The Conjuring is based on the case files of real-life demonologist Ed Warren and his clairvoyant wife Lorraine Warren who attempt to help the Perron Family after they are attacked by a malevolent entity in their Rhode Island home. (The eldest daughter, Andrea Perron, went on to self-publish a book about the experiences at the house in 2011.)



The Conjuring is directed by James Wan whose name might not ring familiar, but he's responsible for some of the best horror films of the last decade: the incredible Insidious, the genre redefining Saw, and the old-school romp Dead Silence. (He's also currently filming Insidious, Chapter 2 to be released in September.)



Tuesday, April 2, 2013

Shadow People: Review

You have to be a fan of parapsychology and reenactment shows like A Haunting and Paranormal Witness to moderately enjoy the movie Shadow People. It's based on a true story and features "alleged real clips" from the people who were a part of the incidents centered in Kentucky in 2008. An outbreak of Sudden Unexpected Nocturnal Death Dyndrome (SUNDS) claims several lives, a radio DJ gets swept up into the fold, and even the CDC gets involved.

As a topic for investigation, this is ripe with interesting global legends, scientific study, and many witnesses who all claim to have seen or experienced and episode with these entities.

As a movie, it doesn't quite hold together.

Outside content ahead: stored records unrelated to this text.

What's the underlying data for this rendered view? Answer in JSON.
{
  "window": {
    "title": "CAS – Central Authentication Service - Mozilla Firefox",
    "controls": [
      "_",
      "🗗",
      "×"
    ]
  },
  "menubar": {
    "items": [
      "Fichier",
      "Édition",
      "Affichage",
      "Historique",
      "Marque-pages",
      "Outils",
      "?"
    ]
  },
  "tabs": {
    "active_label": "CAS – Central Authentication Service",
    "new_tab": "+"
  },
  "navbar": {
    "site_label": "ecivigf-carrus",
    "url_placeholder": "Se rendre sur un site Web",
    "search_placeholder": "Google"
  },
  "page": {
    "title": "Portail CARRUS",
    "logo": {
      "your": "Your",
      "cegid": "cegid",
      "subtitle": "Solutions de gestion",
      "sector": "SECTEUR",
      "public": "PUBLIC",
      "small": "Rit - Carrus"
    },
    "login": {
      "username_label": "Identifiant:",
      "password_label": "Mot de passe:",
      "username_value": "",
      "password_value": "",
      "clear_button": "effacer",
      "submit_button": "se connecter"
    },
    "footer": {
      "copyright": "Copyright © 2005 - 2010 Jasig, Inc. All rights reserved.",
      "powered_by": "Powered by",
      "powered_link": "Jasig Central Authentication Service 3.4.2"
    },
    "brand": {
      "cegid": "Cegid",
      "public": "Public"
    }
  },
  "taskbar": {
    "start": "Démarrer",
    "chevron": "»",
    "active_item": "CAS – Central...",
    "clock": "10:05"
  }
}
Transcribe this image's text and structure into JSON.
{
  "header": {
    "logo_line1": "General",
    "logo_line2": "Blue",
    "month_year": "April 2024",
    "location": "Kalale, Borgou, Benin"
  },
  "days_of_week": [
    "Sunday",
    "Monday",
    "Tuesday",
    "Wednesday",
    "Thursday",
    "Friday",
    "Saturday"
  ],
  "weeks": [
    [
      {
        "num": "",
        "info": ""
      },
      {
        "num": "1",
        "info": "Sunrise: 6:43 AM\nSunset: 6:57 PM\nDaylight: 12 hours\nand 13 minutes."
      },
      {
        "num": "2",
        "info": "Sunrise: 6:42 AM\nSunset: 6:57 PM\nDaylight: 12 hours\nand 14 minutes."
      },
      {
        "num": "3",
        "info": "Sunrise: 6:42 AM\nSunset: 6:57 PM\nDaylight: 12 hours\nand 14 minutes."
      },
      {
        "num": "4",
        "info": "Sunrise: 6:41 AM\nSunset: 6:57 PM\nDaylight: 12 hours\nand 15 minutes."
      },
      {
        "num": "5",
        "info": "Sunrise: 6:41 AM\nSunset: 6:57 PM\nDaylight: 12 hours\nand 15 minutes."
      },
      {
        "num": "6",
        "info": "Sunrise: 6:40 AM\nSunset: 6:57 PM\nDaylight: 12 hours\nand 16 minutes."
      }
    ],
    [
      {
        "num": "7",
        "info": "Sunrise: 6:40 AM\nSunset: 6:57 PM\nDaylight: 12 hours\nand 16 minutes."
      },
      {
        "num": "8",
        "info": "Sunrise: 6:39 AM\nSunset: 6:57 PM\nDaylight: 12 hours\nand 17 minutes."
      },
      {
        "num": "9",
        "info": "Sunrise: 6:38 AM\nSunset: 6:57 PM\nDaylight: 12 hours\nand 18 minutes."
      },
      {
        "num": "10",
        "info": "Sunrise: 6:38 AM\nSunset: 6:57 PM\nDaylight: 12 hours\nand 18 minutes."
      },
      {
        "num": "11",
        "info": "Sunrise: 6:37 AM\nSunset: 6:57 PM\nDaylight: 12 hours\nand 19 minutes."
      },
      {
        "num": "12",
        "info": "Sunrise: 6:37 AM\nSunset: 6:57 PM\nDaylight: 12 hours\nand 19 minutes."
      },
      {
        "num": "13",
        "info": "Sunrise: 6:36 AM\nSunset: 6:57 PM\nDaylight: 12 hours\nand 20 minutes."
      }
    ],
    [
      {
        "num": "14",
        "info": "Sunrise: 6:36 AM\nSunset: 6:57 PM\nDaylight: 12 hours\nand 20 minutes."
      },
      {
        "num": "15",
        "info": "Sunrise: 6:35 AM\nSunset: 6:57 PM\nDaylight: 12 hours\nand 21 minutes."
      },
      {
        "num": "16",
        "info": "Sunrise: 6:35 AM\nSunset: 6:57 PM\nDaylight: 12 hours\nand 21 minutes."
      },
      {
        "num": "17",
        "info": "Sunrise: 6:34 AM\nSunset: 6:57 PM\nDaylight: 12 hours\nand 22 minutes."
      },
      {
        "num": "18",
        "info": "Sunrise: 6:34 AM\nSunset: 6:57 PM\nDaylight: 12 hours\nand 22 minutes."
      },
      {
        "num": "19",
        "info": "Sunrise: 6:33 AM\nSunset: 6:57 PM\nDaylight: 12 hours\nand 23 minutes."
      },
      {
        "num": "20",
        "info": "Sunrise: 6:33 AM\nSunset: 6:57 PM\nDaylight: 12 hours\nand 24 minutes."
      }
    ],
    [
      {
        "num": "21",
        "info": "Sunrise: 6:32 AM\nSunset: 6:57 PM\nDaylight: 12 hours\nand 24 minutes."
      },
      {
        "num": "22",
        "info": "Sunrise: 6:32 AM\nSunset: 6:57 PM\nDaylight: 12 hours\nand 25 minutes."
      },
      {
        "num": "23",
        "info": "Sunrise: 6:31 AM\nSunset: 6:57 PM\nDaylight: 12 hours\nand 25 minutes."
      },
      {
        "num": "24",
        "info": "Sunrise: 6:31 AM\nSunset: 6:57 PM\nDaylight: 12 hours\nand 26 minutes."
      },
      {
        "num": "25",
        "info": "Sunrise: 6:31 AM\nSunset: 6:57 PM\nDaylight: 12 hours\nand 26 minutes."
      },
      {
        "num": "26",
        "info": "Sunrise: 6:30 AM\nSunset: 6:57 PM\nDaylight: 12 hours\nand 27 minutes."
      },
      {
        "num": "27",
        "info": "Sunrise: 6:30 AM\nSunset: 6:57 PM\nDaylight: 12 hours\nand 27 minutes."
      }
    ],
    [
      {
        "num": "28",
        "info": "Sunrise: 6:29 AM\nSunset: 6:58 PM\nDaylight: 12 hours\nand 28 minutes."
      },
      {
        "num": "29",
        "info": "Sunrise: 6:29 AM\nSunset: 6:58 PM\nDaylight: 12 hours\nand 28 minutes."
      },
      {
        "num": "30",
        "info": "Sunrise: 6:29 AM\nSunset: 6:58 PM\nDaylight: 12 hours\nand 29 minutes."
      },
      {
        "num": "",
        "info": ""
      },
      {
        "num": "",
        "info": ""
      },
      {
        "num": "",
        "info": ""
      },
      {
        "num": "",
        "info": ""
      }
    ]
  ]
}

Dallas Roberts' (Walking Dead) performance doesn't quite resonate, and the chilling "gotcha" moments are hokey at best. A serious documentary film would have been much more fascinating, and with the many clips, research, and serious investigative work, one wonders why it's not. I guess documentaries are not very popular although two documentaries were quite popular on the festival circuit (My Amityville Horror, Room 237). Viewers interested in parapsychology studies will get something from this film. Viewers interested in a suspenseful horror movie will likely be left wanting.